In the entries below, how many lines include "time"? Reply with the number and nothing more.

◆ Stored data
--- START ---

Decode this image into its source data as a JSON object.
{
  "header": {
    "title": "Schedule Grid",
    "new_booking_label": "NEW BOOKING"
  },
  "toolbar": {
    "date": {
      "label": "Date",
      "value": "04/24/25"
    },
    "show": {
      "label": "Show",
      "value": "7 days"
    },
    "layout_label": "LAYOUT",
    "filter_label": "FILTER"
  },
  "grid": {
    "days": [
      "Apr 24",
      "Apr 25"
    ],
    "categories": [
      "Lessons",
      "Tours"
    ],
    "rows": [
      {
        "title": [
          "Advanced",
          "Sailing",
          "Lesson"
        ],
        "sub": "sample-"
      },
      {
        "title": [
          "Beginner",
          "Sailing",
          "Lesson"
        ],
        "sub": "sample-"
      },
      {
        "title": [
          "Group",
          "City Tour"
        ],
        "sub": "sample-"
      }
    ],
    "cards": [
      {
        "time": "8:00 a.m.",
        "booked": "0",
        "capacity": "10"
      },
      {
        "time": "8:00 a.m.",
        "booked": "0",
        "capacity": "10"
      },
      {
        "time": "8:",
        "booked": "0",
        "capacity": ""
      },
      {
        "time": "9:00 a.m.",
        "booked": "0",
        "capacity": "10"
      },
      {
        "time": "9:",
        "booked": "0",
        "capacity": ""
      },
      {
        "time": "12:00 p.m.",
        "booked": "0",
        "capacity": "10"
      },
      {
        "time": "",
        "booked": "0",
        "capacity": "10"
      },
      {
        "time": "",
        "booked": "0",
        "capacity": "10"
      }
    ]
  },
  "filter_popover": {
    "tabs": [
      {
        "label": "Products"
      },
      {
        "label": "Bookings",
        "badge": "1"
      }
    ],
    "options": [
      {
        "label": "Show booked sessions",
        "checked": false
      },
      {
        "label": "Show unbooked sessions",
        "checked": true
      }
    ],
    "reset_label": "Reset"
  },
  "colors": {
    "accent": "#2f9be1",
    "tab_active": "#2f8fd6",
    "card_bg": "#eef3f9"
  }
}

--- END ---

◆ Expected answer
8